New restaurant brings jazz back to James Street


Above: James Street Gastropub and Speakeasy is a restaurant, full bar and live music venue.

Inside of 422 Foreland St. in Historic Deutschtown, there are old photos of The Boilermaker Jazz Band, Bo Diddley Jr. and Kenny Blake hanging on the wall.

The black and white photos, found in an upstairs room of the historic building, commemorate Pittsburgh Jazz artists who played there there over the years when the building was the home of the James Street Tavern, a center of Pittsburgh’s Jazz community.

Though James Street Tavern closed several years ago, and several other restaurants have since opened and closed, the venue’s new owners are looking to recreate the vibe and culture of James Street Tavern with the brand new James Street Gastropub and Speakeasy, which opened last month. 

“The James Street Tavern use to be a haven for jazz,” said Tony Mowod of the Pittsburgh Jazz Society. “It’ll be an advantage to draw people back to James Street.”

The new owners, Lisa Saftner and Adam Johnston, left their jobs last year with the intention of staring their own restaurant, but the idea of a jazz venue only came when they saw the James Street venue in the Northside.

“It’s almost what the buildings beckons us to have,” said Johnston. “This is such a rich, rich area for jazz.

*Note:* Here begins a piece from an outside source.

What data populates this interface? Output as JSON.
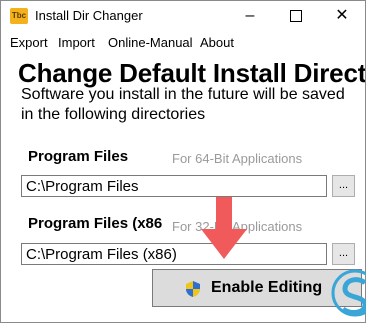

It’s unbelievable.”

Saftner and Johnston said they researched neighborhoods carefully before choosing the James Street location, and have been welcomed warmly by their neighbors, who they say are “almost as excited for us to be here as we are.”

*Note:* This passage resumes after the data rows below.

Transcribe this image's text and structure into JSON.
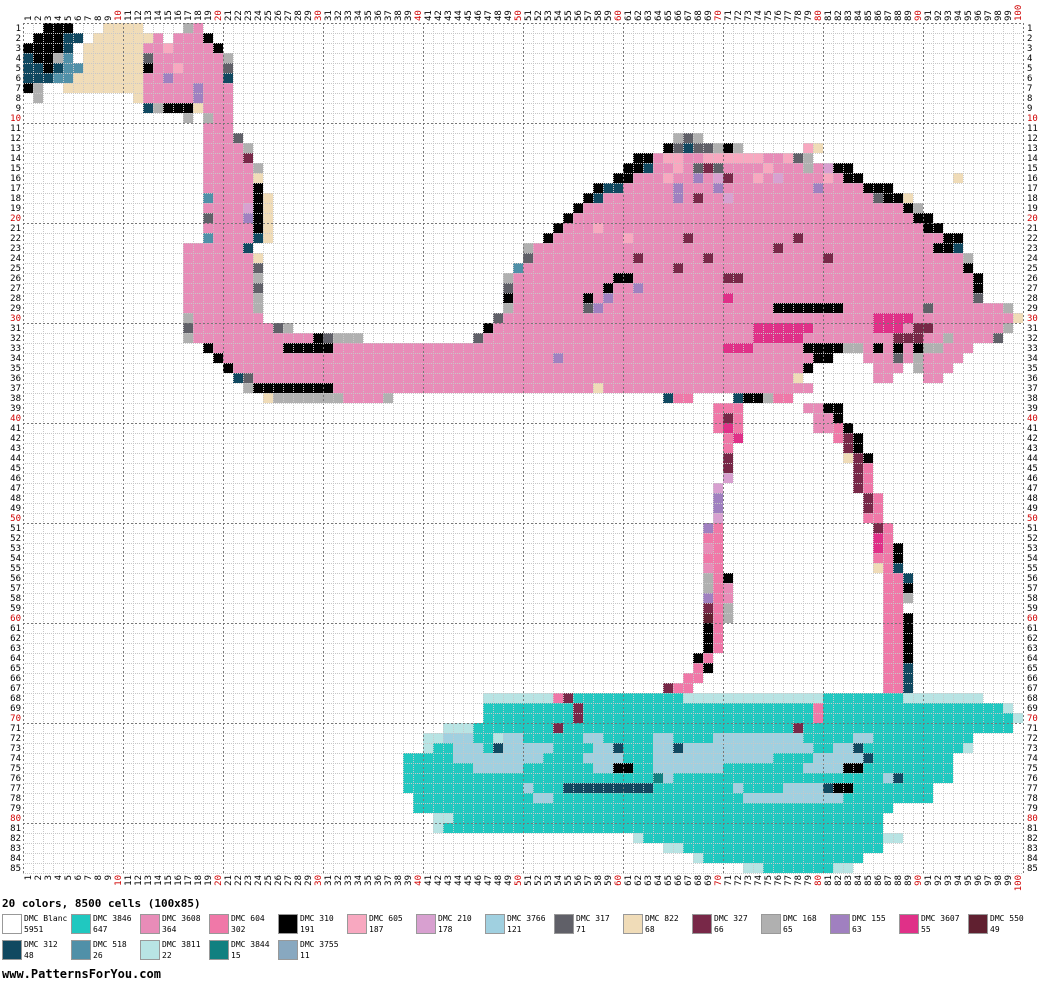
{
  "grid": {
    "cols": 100,
    "rows": 85
  },
  "summary": "20 colors, 8500 cells (100x85)",
  "footer": "www.PatternsForYou.com",
  "palette": [
    {
      "key": "W",
      "name": "DMC Blanc",
      "count": "5951",
      "color": "#ffffff"
    },
    {
      "key": "C",
      "name": "DMC 3846",
      "count": "647",
      "color": "#20c8c0"
    },
    {
      "key": "P",
      "name": "DMC 3608",
      "count": "364",
      "color": "#e88cb8"
    },
    {
      "key": "Q",
      "name": "DMC 604",
      "count": "302",
      "color": "#f078a8"
    },
    {
      "key": "K",
      "name": "DMC 310",
      "count": "191",
      "color": "#000000"
    },
    {
      "key": "L",
      "name": "DMC 605",
      "count": "187",
      "color": "#f8a8c0"
    },
    {
      "key": "V",
      "name": "DMC 210",
      "count": "178",
      "color": "#d8a0d0"
    },
    {
      "key": "B",
      "name": "DMC 3766",
      "count": "121",
      "color": "#a0d0e0"
    },
    {
      "key": "G",
      "name": "DMC 317",
      "count": "71",
      "color": "#606068"
    },
    {
      "key": "T",
      "name": "DMC 822",
      "count": "68",
      "color": "#f0dcb8"
    },
    {
      "key": "M",
      "name": "DMC 327",
      "count": "66",
      "color": "#782848"
    },
    {
      "key": "S",
      "name": "DMC 168",
      "count": "65",
      "color": "#b0b0b0"
    },
    {
      "key": "U",
      "name": "DMC 155",
      "count": "63",
      "color": "#a080c0"
    },
    {
      "key": "H",
      "name": "DMC 3607",
      "count": "55",
      "color": "#e03088"
    },
    {
      "key": "R",
      "name": "DMC 550",
      "count": "49",
      "color": "#602030"
    },
    {
      "key": "N",
      "name": "DMC 312",
      "count": "48",
      "color": "#104860"
    },
    {
      "key": "A",
      "name": "DMC 518",
      "count": "26",
      "color": "#5090a8"
    },
    {
      "key": "I",
      "name": "DMC 3811",
      "count": "22",
      "color": "#b8e4e4"
    },
    {
      "key": "E",
      "name": "DMC 3844",
      "count": "15",
      "color": "#108080"
    },
    {
      "key": "F",
      "name": "DMC 3755",
      "count": "11",
      "color": "#88a8c0"
    }
  ],
  "pattern": [
    "..KKK...TTTT....SP..............................................................................................",
    ".KKKNN.TTTTTTP.PPPK.................................................................................",
    "KKKKN.TTTTTTPPLPPPPK................................................................................",
    "NKKSA.TTTTTTGPPPPPPPS...............................................................................",
    "NNKNAATTTTTTKPPLPPPPG...............................................................................",
    "NNNAATTTTTTTPPUPPPPPN...............................................................................",
    "KS..TTTTTTTTPPPPPUPPP...............................................................................",
    ".S.........TPPPPPUPPP...............................................................................",
    "............NSKKKTPPP...............................................................................",
    "................S.SPP...............................................................................",
    "..................PPP...............................................................................",
    "..................PPPG...........................................SGS...............................",
    "..................PPPPS.........................................KGNGGSKS......LT.................",
    "..................PPPPM......................................KKPLLPPLLLLLLPPLGS...............",
    "..................PPPPPS....................................KKNPPLPGMGPPPPLPPPSPVKK..........",
    "..................PPPPPT...................................KKPPPLPPUPVMPPLPVPPPPLPKK.........T",
    "..................PPPPPK.................................KNNPPPPPUPPPUPPPPPPPPPUPPPPKKK....",
    "..................APPPPKT...............................KNPPPPPPPUPMPPVPPPPPPPPPPPPPPGKKT",
    "..................PPPPVKT..............................KPPPPPPPPPPPPPPPPPPPPPPPPPPPPPPPPKS",
    "..................GPPPUKT.............................KPPPPPPPPPPPPPPPPPPPPPPPPPPPPPPPPPPKK",
    "..................PPPPPKT............................KPPPLPPPPPPPPPPPPPPPPPPPPPPPPPPPPPPPPKK",
    "..................APPPPNT...........................KPPPPPPPLPPPPPMPPPPPPPPPPMPPPPPPPPPPPPPPKK",
    "................PPPPPPN...........................SPPPPPPPPPPPPPPPPPPPPPPPPMPPPPPPPPPPPPPPPKKN",
    "................PPPPPPPT..........................GPPPPPPPPPPMPPPPPPMPPPPPPPPPPPMPPPPPPPPPPPPPS",
    "................PPPPPPPG.........................APPPPPPPPPPPPPPPMPPPPPPPPPPPPPPPPPPPPPPPPPPPPK",
    "................PPPPPPPS........................SPPPPPPPPPPKKPPPPPPPPPMMPPPPPPPPPPPPPPPPPPPPPPPK",
    "................PPPPPPPG........................GPPPPPPPPPKPPUPPPPPPPPPPPPPPPPPPPPPPPPPPPPPPPPPK",
    "................PPPPPPPS........................KPPPPPPPKPUPPPPPPPPPPPHPPPPPPPPPPPPPPPPPPPPPPPPG",
    "................PPPPPPPS........................SPPPPPPPGUPPPPPPPPPPPPPPPPPKKKKKKKPPPPPPPPGPPPPPPPS",
    "................SPPPPPPP.......................GPPPPPPPPPPPPPPPPPPPPPPPPPPPPPPPPPPPPPHHHHPPPPPPPPPPT",
    "................GPPPPPPPPGS...................KPPPPPPPPPPPPPPPPPPPPPPPPPPHHHHHHPPPPPPHHHPMMPPPPPPPS",
    "................SPPPPPPPPPPPPKGSSS...........GPPPPPPPPPPPPPPPPPPPPPPPPPPPHHHHHPPPPPPPPPMMMPPSPPPPG",
    "..................KPPPPPPPKKKKKPPPPPPPPPPPPPPPPPPPPPPPPPPPPPPPPPPPPPPPHHHPPPPPKKKKSSPKPKPKSSPPP",
    "...................KPPPPPPPPPPPPPPPPPPPPPPPPPPPPPPPPPUPPPPPPPPPPPPPPPPPPPPPPPPPKK...PPPGPSPPPP",
    "....................KPPPPPPPPPPPPPPPPPPPPPPPPPPPPPPPPPPPPPPPPPPPPPPPPPPPPPPPPPK......PPP.SPPP",
    ".....................NGPPPPPPPPPPPPPPPPPPPPPPPPPPPPPPPPPPPPPPPPPPPPPPPPPPPPPPT.......PP...PP",
    "......................SKKKKKKKKPPPPPPPPPPPPPPPPPPPPPPPPPPTPPPPPPPPPPPPPPPPPPPPP.............",
    "........................TSSSSSSSPPPPS...........................NQQ....NKKSQQ.............",
    ".....................................................................QQQ......PPKK.........",
    ".....................................................................QMQ.......PPK.........",
    ".....................................................................QHQ.......PPQK........",
    "......................................................................QH.........QMK.......",
    "......................................................................Q...........MK.......",
    "......................................................................M...........TMK......",
    "......................................................................M............MQ......",
    "......................................................................V............MQ......",
    ".....................................................................V.............MQ......",
    ".....................................................................U..............MQ.....",
    ".....................................................................U..............MQ.....",
    ".....................................................................V..............QQ.....",
    "....................................................................UQ...............MQ....",
    "....................................................................QQ...............HQ....",
    "....................................................................PQ...............HQK...",
    "....................................................................QQ...............QQK...",
    "....................................................................PQ...............TQN...",
    "....................................................................SQK...............QQN...",
    "....................................................................SQP...............QQK...",
    "....................................................................UQP...............QQS...",
    "....................................................................MQS...............QQ....",
    "....................................................................RQS...............QQK...",
    "....................................................................KQ................QQK...",
    "....................................................................KQ................QQK...",
    "....................................................................KQ................QQK...",
    "...................................................................KQ.................QQK...",
    "...................................................................QK.................QQN...",
    "..................................................................QQ..................QQN...",
    "................................................................MQQ...................QQN...",
    "..............................................IIIIIIIQMCCCCCCCCCCCIIIIIIIIIIIIIICCCCCCCCIIIIIIII.",
    "..............................................CCCCCCCCCMCCCCCCCCCCCCCCCCCCCCCCCQCCCCCCCCCCCCCCCCCCI",
    "..............................................CCCCCCCCCMCCCCCCCCCCCCCCCCCCCCCCCQCCCCCCCCCCCCCCCCCCCII",
    "..........................................IIICCCCCCCCMCCCCCCCCCCCCCCCCCCCCCCCMCCCCCCCCCCCCCCCCCCCCC",
    "........................................IIBBBCCIBBCCCCCCBBCCCCCBBCCCCBBBBBBBBBCCCCCBBCCCCCCCCCC.",
    "........................................ICCBBBCNBBBBBCCCCBBNCCCBBNBBBBBBBBBBBBBCCBBNCCCCCCCCCCI.",
    "......................................CCCCCBBBBBBBBBCCCCBBBBCCCBBBBBBBBBBBBCCCCBBBBBNCCCCCCCC..",
    "......................................CCCCCCCBBBBBCCCCCCCBBKKCCBBBBBBBCCCCCCCCBBBBKKCCCCCCCCC..",
    "......................................CCCCCCCCCCCCCCCCCCCCCCCCCEBCCCCCCCCCCCCCCCCCCCCCBNCCCCC...",
    "......................................CCCCCCCCCCCCBCCCNNNNNNNNNCCCCCCCCBCCCCBBBBNKKCCCCCCCC....",
    ".......................................CCCCCCCCCCCCBBCCCCCCCCCCCCCCCCCCCBBBBBBBBBBCCCCCCCCC....",
    ".......................................CCCCCCCCCCCCCCCCCCCCCCCCCCCCCCCCCCCCCCCCCCCCCCCC.....",
    ".........................................IICCCCCCCCCCCCCCCCCCCCCCCCCCCCCCCCCCCCCCCCCCC.....",
    ".........................................ICCCCCCCCCCCCCCCCCCCCCCCCCCCCCCCCCCCCCCCCCCCC......",
    ".............................................................ICCCCCCCCCCCCCCCCCCCCCCCCII.........",
    "................................................................IICCCCCCCCCCCCCCCCCCCC..............",
    "...................................................................ICCCCCCCCCCCCCCCC................",
    "........................................................................IICCCCCCCII................."
  ]
}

“We want to be a part of the neighborhood,” said Saftner.

There will be live jazz music every Friday and Saturday, and the Pittsburgh Jazz Society will play at James Street Gastropub and Speakeasy every Sunday night from 6 to 9 p.m.

Saftner and Johnston said that though it’s a music venue, it’s primarily a restaurant. They offer a large menu with traditional pub food and several special items ranging in price between $8 and $30.

The restaurant officially opened in late December, and live music will begin the second weekend in January. The final project the owners are working on is a banquet space that will accommodate 120-150 people, which they anticipate will be finished in summer of 2012.

“We want to do right by this building,” said Saftner.
Northside Chronicle Town Hall Subscription